Data for this exercise »
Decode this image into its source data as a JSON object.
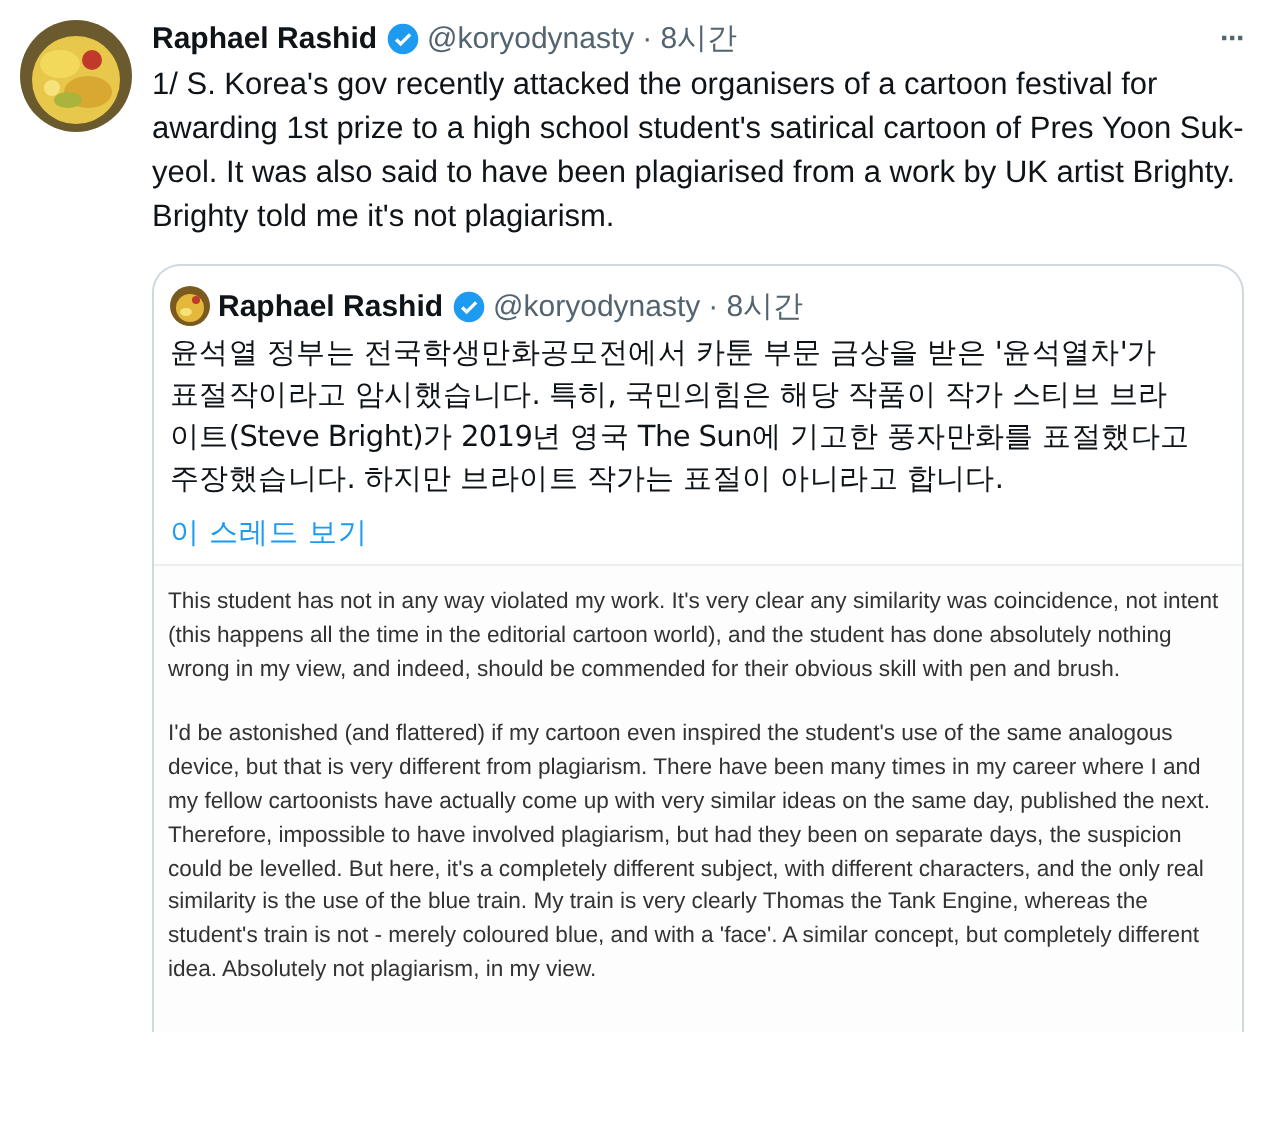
{
  "tweet": {
    "name": "Raphael Rashid",
    "verified": true,
    "handle": "@koryodynasty",
    "time": "· 8시간",
    "menu": "···",
    "text": "1/ S. Korea's gov recently attacked the organisers of a cartoon festival for awarding 1st prize to a high school student's satirical cartoon of Pres Yoon Suk-yeol. It was also said to have been plagiarised from a work by UK artist Brighty. Brighty told me it's not plagiarism."
  },
  "quote": {
    "name": "Raphael Rashid",
    "verified": true,
    "handle": "@koryodynasty",
    "time": "· 8시간",
    "text": "윤석열 정부는 전국학생만화공모전에서 카툰 부문 금상을 받은 '윤석열차'가 표절작이라고 암시했습니다. 특히, 국민의힘은 해당 작품이 작가 스티브 브라이트(Steve Bright)가 2019년 영국 The Sun에 기고한 풍자만화를 표절했다고 주장했습니다. 하지만 브라이트 작가는 표절이 아니라고 합니다.",
    "thread_link": "이 스레드 보기",
    "statement": [
      "This student has not in any way violated my work. It's very clear any similarity was coincidence, not intent (this happens all the time in the editorial cartoon world), and the student has done absolutely nothing wrong in my view, and indeed, should be commended for their obvious skill with pen and brush.",
      "I'd be astonished (and flattered) if my cartoon even inspired the student's use of the same analogous device, but that is very different from plagiarism. There have been many times in my career where I and my fellow cartoonists have actually come up with very similar ideas on the same day, published the next. Therefore, impossible to have involved plagiarism, but had they been on separate days, the suspicion could be levelled.  But here, it's a completely different subject, with different characters, and the only real similarity is the use of the blue train. My train is very clearly Thomas the Tank Engine, whereas the student's train is not - merely coloured blue, and with a 'face'. A similar concept, but completely different idea. Absolutely not plagiarism, in my view."
    ]
  }
}
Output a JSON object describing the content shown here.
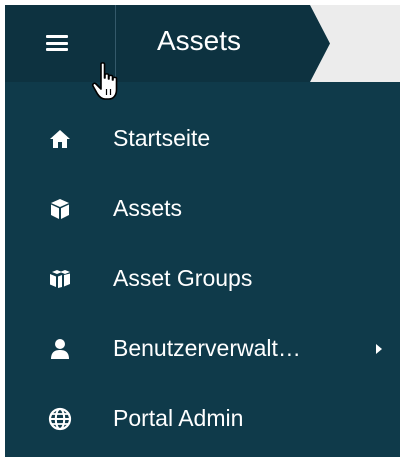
{
  "header": {
    "title": "Assets",
    "menu_icon": "hamburger-menu-icon"
  },
  "colors": {
    "sidebar_bg": "#0f3a4a",
    "header_bg": "#0d3240",
    "text": "#ffffff",
    "header_tail": "#ececec"
  },
  "sidebar": {
    "items": [
      {
        "label": "Startseite",
        "icon": "home-icon"
      },
      {
        "label": "Assets",
        "icon": "cube-icon"
      },
      {
        "label": "Asset Groups",
        "icon": "cubes-icon"
      },
      {
        "label": "Benutzerverwalt…",
        "icon": "user-icon",
        "has_submenu": true
      },
      {
        "label": "Portal Admin",
        "icon": "globe-icon"
      }
    ]
  }
}
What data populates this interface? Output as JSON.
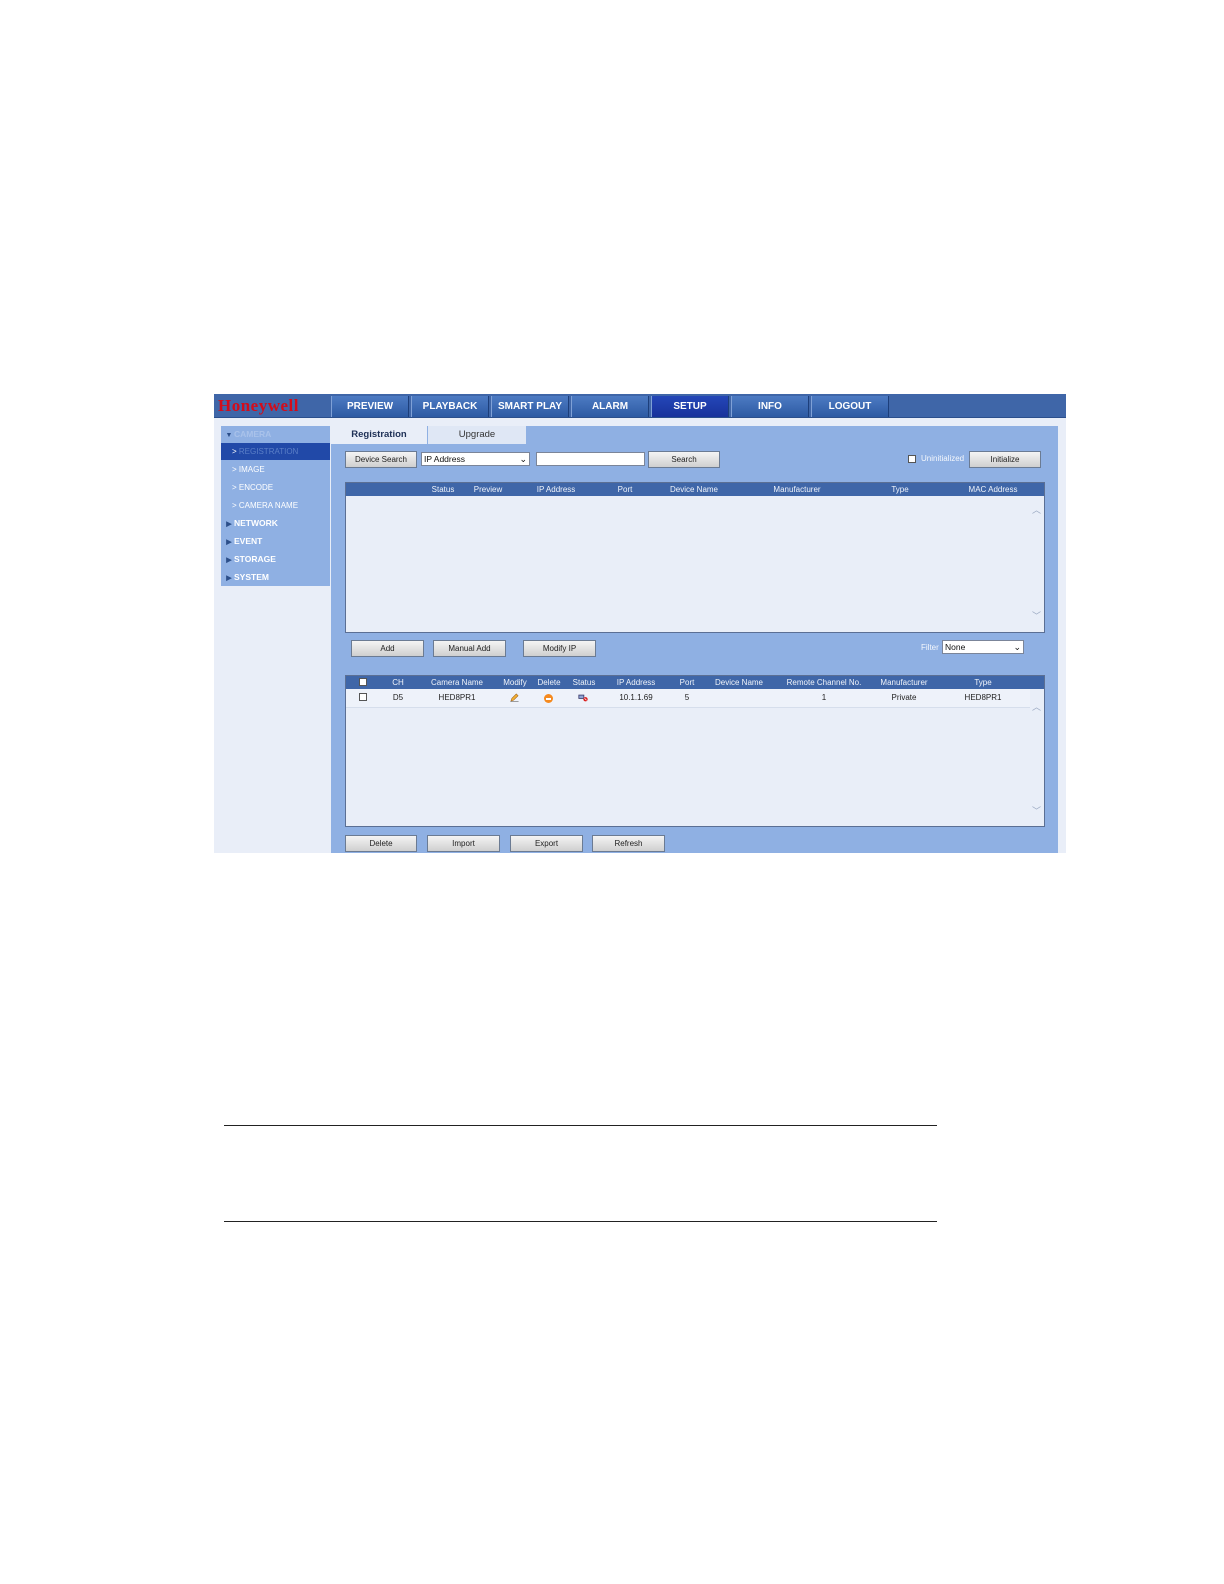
{
  "app": {
    "logo": "Honeywell",
    "nav": [
      "PREVIEW",
      "PLAYBACK",
      "SMART PLAY",
      "ALARM",
      "SETUP",
      "INFO",
      "LOGOUT"
    ],
    "active_nav": "SETUP"
  },
  "sidebar": {
    "camera_header": "CAMERA",
    "camera_items": [
      "REGISTRATION",
      "IMAGE",
      "ENCODE",
      "CAMERA NAME"
    ],
    "selected": "REGISTRATION",
    "sections": [
      "NETWORK",
      "EVENT",
      "STORAGE",
      "SYSTEM"
    ]
  },
  "tabs": {
    "registration": "Registration",
    "upgrade": "Upgrade"
  },
  "search": {
    "device_search": "Device Search",
    "filter_select": "IP Address",
    "search_btn": "Search",
    "uninitialized_label": "Uninitialized",
    "initialize_btn": "Initialize"
  },
  "found_table": {
    "columns": [
      "Status",
      "Preview",
      "IP Address",
      "Port",
      "Device Name",
      "Manufacturer",
      "Type",
      "MAC Address"
    ],
    "rows": []
  },
  "actions": {
    "add": "Add",
    "manual_add": "Manual Add",
    "modify_ip": "Modify IP",
    "filter_label": "Filter",
    "filter_value": "None"
  },
  "added_table": {
    "columns": [
      "CH",
      "Camera Name",
      "Modify",
      "Delete",
      "Status",
      "IP Address",
      "Port",
      "Device Name",
      "Remote Channel No.",
      "Manufacturer",
      "Type"
    ],
    "rows": [
      {
        "ch": "D5",
        "camera_name": "HED8PR1",
        "ip": "10.1.1.69",
        "port": "5",
        "device_name": "",
        "remote_channel": "1",
        "manufacturer": "Private",
        "type": "HED8PR1"
      }
    ]
  },
  "bottom": {
    "delete": "Delete",
    "import": "Import",
    "export": "Export",
    "refresh": "Refresh"
  },
  "colors": {
    "brand_red": "#d40c1a",
    "nav_blue": "#3f66a8",
    "panel_blue": "#8fb0e3",
    "active_tab": "#2447b8"
  }
}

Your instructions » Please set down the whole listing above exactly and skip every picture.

Solved exercise »
Decode this image into its source data as a JSON object.
{
  "tweet": {
    "name": "Raphael Rashid",
    "verified": true,
    "handle": "@koryodynasty",
    "time": "· 8시간",
    "menu": "···",
    "text": "1/ S. Korea's gov recently attacked the organisers of a cartoon festival for awarding 1st prize to a high school student's satirical cartoon of Pres Yoon Suk-yeol. It was also said to have been plagiarised from a work by UK artist Brighty. Brighty told me it's not plagiarism."
  },
  "quote": {
    "name": "Raphael Rashid",
    "verified": true,
    "handle": "@koryodynasty",
    "time": "· 8시간",
    "text": "윤석열 정부는 전국학생만화공모전에서 카툰 부문 금상을 받은 '윤석열차'가 표절작이라고 암시했습니다. 특히, 국민의힘은 해당 작품이 작가 스티브 브라이트(Steve Bright)가 2019년 영국 The Sun에 기고한 풍자만화를 표절했다고 주장했습니다. 하지만 브라이트 작가는 표절이 아니라고 합니다.",
    "thread_link": "이 스레드 보기",
    "statement": [
      "This student has not in any way violated my work. It's very clear any similarity was coincidence, not intent (this happens all the time in the editorial cartoon world), and the student has done absolutely nothing wrong in my view, and indeed, should be commended for their obvious skill with pen and brush.",
      "I'd be astonished (and flattered) if my cartoon even inspired the student's use of the same analogous device, but that is very different from plagiarism. There have been many times in my career where I and my fellow cartoonists have actually come up with very similar ideas on the same day, published the next. Therefore, impossible to have involved plagiarism, but had they been on separate days, the suspicion could be levelled.  But here, it's a completely different subject, with different characters, and the only real similarity is the use of the blue train. My train is very clearly Thomas the Tank Engine, whereas the student's train is not - merely coloured blue, and with a 'face'. A similar concept, but completely different idea. Absolutely not plagiarism, in my view."
    ]
  }
}
Output a JSON object describing the content shown here.
{
  "header": {
    "title": "Assets",
    "menu_icon": "hamburger-menu-icon"
  },
  "colors": {
    "sidebar_bg": "#0f3a4a",
    "header_bg": "#0d3240",
    "text": "#ffffff",
    "header_tail": "#ececec"
  },
  "sidebar": {
    "items": [
      {
        "label": "Startseite",
        "icon": "home-icon"
      },
      {
        "label": "Assets",
        "icon": "cube-icon"
      },
      {
        "label": "Asset Groups",
        "icon": "cubes-icon"
      },
      {
        "label": "Benutzerverwalt…",
        "icon": "user-icon",
        "has_submenu": true
      },
      {
        "label": "Portal Admin",
        "icon": "globe-icon"
      }
    ]
  }
}
What data populates this interface? Output as JSON.
{
  "app": {
    "logo": "Honeywell",
    "nav": [
      "PREVIEW",
      "PLAYBACK",
      "SMART PLAY",
      "ALARM",
      "SETUP",
      "INFO",
      "LOGOUT"
    ],
    "active_nav": "SETUP"
  },
  "sidebar": {
    "camera_header": "CAMERA",
    "camera_items": [
      "REGISTRATION",
      "IMAGE",
      "ENCODE",
      "CAMERA NAME"
    ],
    "selected": "REGISTRATION",
    "sections": [
      "NETWORK",
      "EVENT",
      "STORAGE",
      "SYSTEM"
    ]
  },
  "tabs": {
    "registration": "Registration",
    "upgrade": "Upgrade"
  },
  "search": {
    "device_search": "Device Search",
    "filter_select": "IP Address",
    "search_btn": "Search",
    "uninitialized_label": "Uninitialized",
    "initialize_btn": "Initialize"
  },
  "found_table": {
    "columns": [
      "Status",
      "Preview",
      "IP Address",
      "Port",
      "Device Name",
      "Manufacturer",
      "Type",
      "MAC Address"
    ],
    "rows": []
  },
  "actions": {
    "add": "Add",
    "manual_add": "Manual Add",
    "modify_ip": "Modify IP",
    "filter_label": "Filter",
    "filter_value": "None"
  },
  "added_table": {
    "columns": [
      "CH",
      "Camera Name",
      "Modify",
      "Delete",
      "Status",
      "IP Address",
      "Port",
      "Device Name",
      "Remote Channel No.",
      "Manufacturer",
      "Type"
    ],
    "rows": [
      {
        "ch": "D5",
        "camera_name": "HED8PR1",
        "ip": "10.1.1.69",
        "port": "5",
        "device_name": "",
        "remote_channel": "1",
        "manufacturer": "Private",
        "type": "HED8PR1"
      }
    ]
  },
  "bottom": {
    "delete": "Delete",
    "import": "Import",
    "export": "Export",
    "refresh": "Refresh"
  },
  "colors": {
    "brand_red": "#d40c1a",
    "nav_blue": "#3f66a8",
    "panel_blue": "#8fb0e3",
    "active_tab": "#2447b8"
  }
}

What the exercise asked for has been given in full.